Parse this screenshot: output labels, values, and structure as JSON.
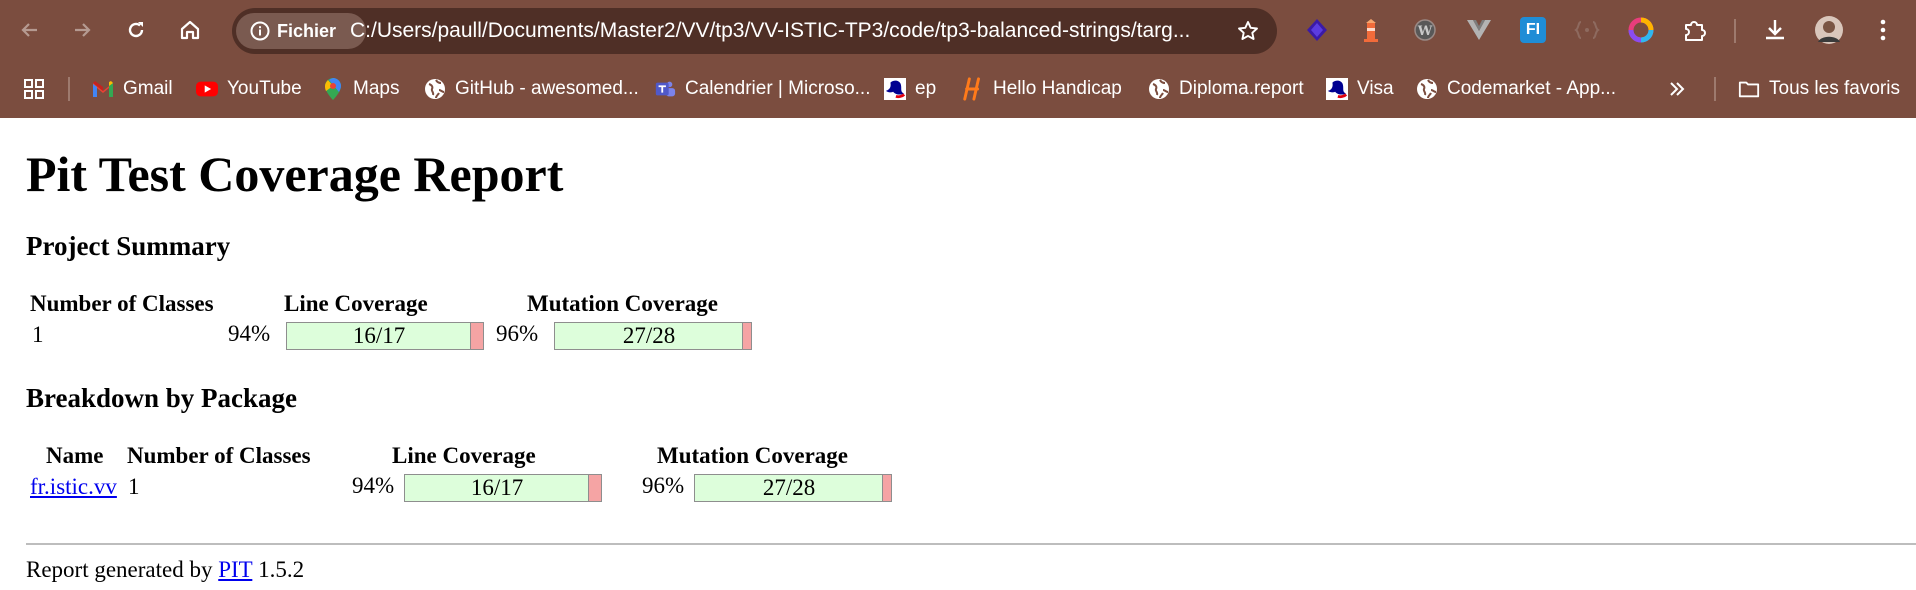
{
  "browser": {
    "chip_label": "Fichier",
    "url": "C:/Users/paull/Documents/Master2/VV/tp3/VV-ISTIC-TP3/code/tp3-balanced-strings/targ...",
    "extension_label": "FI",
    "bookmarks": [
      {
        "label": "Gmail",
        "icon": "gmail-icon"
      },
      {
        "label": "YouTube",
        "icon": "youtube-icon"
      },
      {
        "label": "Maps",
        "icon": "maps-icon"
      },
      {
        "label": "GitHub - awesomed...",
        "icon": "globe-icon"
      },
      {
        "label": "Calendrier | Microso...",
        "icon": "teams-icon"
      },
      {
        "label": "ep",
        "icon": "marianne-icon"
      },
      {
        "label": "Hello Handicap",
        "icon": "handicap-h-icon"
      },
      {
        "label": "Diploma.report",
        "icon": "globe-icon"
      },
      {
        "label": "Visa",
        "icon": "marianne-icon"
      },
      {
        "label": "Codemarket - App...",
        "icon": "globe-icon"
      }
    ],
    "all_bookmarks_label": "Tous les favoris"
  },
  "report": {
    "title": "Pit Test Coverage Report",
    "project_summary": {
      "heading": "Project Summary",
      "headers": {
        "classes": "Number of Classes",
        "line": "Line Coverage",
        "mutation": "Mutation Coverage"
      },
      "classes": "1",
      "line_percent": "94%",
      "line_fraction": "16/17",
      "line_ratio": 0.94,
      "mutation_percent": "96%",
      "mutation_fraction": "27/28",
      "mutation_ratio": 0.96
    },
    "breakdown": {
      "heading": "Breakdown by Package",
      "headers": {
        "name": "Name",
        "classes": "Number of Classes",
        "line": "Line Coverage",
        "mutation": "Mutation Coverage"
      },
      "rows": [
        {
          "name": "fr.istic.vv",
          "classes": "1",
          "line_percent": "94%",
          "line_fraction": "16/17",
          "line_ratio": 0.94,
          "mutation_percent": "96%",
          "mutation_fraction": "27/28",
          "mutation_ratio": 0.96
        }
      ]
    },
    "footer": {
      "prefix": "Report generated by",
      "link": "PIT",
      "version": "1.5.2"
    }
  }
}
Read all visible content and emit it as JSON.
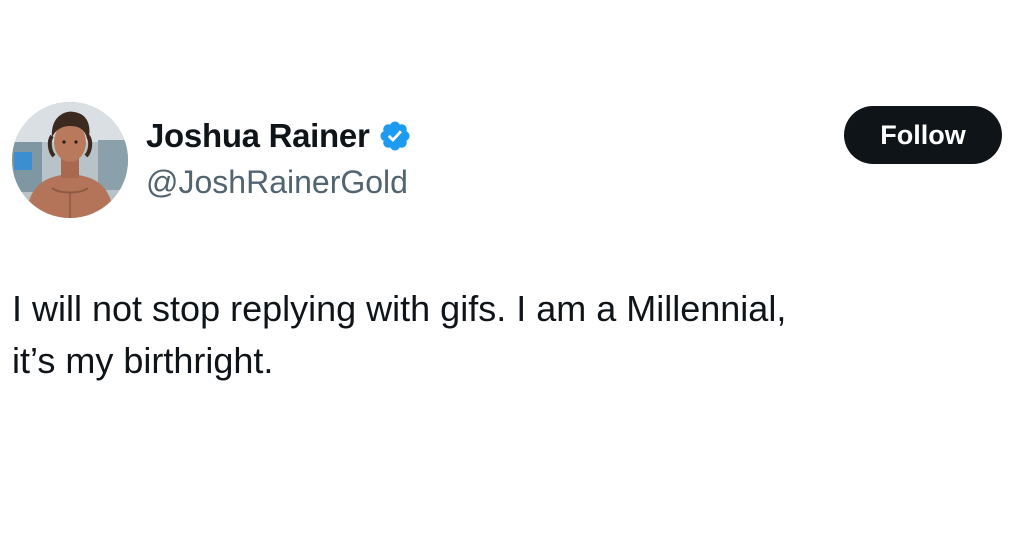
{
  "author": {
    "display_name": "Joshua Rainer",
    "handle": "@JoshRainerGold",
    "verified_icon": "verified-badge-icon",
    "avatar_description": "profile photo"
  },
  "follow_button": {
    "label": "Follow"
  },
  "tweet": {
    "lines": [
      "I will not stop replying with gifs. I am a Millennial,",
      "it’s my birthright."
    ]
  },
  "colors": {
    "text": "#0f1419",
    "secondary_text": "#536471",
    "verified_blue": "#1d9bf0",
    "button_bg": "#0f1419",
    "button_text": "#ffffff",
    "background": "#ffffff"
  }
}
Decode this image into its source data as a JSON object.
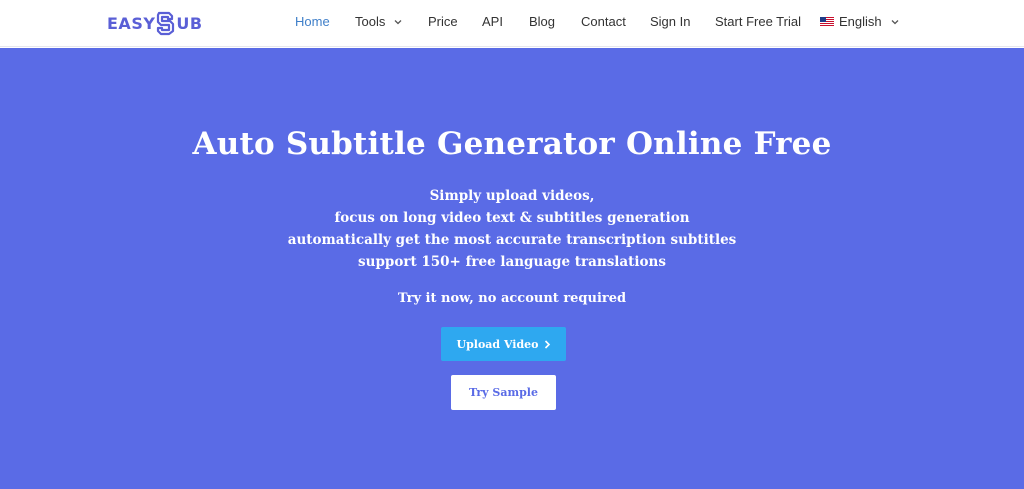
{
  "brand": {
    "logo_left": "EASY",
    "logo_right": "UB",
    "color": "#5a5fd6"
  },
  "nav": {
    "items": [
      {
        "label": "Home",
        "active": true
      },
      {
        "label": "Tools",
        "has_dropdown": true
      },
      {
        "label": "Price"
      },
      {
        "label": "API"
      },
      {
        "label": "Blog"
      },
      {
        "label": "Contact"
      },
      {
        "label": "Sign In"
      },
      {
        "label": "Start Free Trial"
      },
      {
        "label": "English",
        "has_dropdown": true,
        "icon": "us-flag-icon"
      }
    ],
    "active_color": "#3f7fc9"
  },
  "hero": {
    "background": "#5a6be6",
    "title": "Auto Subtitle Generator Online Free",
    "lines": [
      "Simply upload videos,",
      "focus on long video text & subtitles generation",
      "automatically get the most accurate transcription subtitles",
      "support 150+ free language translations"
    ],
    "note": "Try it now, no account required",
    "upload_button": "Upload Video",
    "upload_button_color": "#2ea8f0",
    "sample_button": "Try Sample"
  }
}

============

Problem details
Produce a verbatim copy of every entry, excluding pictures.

Answer box
Parse this screenshot: output labels, values, and structure as JSON.
{
  "browser": {
    "chip_label": "Fichier",
    "url": "C:/Users/paull/Documents/Master2/VV/tp3/VV-ISTIC-TP3/code/tp3-balanced-strings/targ...",
    "extension_label": "FI",
    "bookmarks": [
      {
        "label": "Gmail",
        "icon": "gmail-icon"
      },
      {
        "label": "YouTube",
        "icon": "youtube-icon"
      },
      {
        "label": "Maps",
        "icon": "maps-icon"
      },
      {
        "label": "GitHub - awesomed...",
        "icon": "globe-icon"
      },
      {
        "label": "Calendrier | Microso...",
        "icon": "teams-icon"
      },
      {
        "label": "ep",
        "icon": "marianne-icon"
      },
      {
        "label": "Hello Handicap",
        "icon": "handicap-h-icon"
      },
      {
        "label": "Diploma.report",
        "icon": "globe-icon"
      },
      {
        "label": "Visa",
        "icon": "marianne-icon"
      },
      {
        "label": "Codemarket - App...",
        "icon": "globe-icon"
      }
    ],
    "all_bookmarks_label": "Tous les favoris"
  },
  "report": {
    "title": "Pit Test Coverage Report",
    "project_summary": {
      "heading": "Project Summary",
      "headers": {
        "classes": "Number of Classes",
        "line": "Line Coverage",
        "mutation": "Mutation Coverage"
      },
      "classes": "1",
      "line_percent": "94%",
      "line_fraction": "16/17",
      "line_ratio": 0.94,
      "mutation_percent": "96%",
      "mutation_fraction": "27/28",
      "mutation_ratio": 0.96
    },
    "breakdown": {
      "heading": "Breakdown by Package",
      "headers": {
        "name": "Name",
        "classes": "Number of Classes",
        "line": "Line Coverage",
        "mutation": "Mutation Coverage"
      },
      "rows": [
        {
          "name": "fr.istic.vv",
          "classes": "1",
          "line_percent": "94%",
          "line_fraction": "16/17",
          "line_ratio": 0.94,
          "mutation_percent": "96%",
          "mutation_fraction": "27/28",
          "mutation_ratio": 0.96
        }
      ]
    },
    "footer": {
      "prefix": "Report generated by",
      "link": "PIT",
      "version": "1.5.2"
    }
  }
}
Read all visible content and emit it as JSON.
{
  "author": {
    "display_name": "Joshua Rainer",
    "handle": "@JoshRainerGold",
    "verified_icon": "verified-badge-icon",
    "avatar_description": "profile photo"
  },
  "follow_button": {
    "label": "Follow"
  },
  "tweet": {
    "lines": [
      "I will not stop replying with gifs. I am a Millennial,",
      "it’s my birthright."
    ]
  },
  "colors": {
    "text": "#0f1419",
    "secondary_text": "#536471",
    "verified_blue": "#1d9bf0",
    "button_bg": "#0f1419",
    "button_text": "#ffffff",
    "background": "#ffffff"
  }
}
Decode this image into its source data as a JSON object.
{
  "brand": {
    "logo_left": "EASY",
    "logo_right": "UB",
    "color": "#5a5fd6"
  },
  "nav": {
    "items": [
      {
        "label": "Home",
        "active": true
      },
      {
        "label": "Tools",
        "has_dropdown": true
      },
      {
        "label": "Price"
      },
      {
        "label": "API"
      },
      {
        "label": "Blog"
      },
      {
        "label": "Contact"
      },
      {
        "label": "Sign In"
      },
      {
        "label": "Start Free Trial"
      },
      {
        "label": "English",
        "has_dropdown": true,
        "icon": "us-flag-icon"
      }
    ],
    "active_color": "#3f7fc9"
  },
  "hero": {
    "background": "#5a6be6",
    "title": "Auto Subtitle Generator Online Free",
    "lines": [
      "Simply upload videos,",
      "focus on long video text & subtitles generation",
      "automatically get the most accurate transcription subtitles",
      "support 150+ free language translations"
    ],
    "note": "Try it now, no account required",
    "upload_button": "Upload Video",
    "upload_button_color": "#2ea8f0",
    "sample_button": "Try Sample"
  }
}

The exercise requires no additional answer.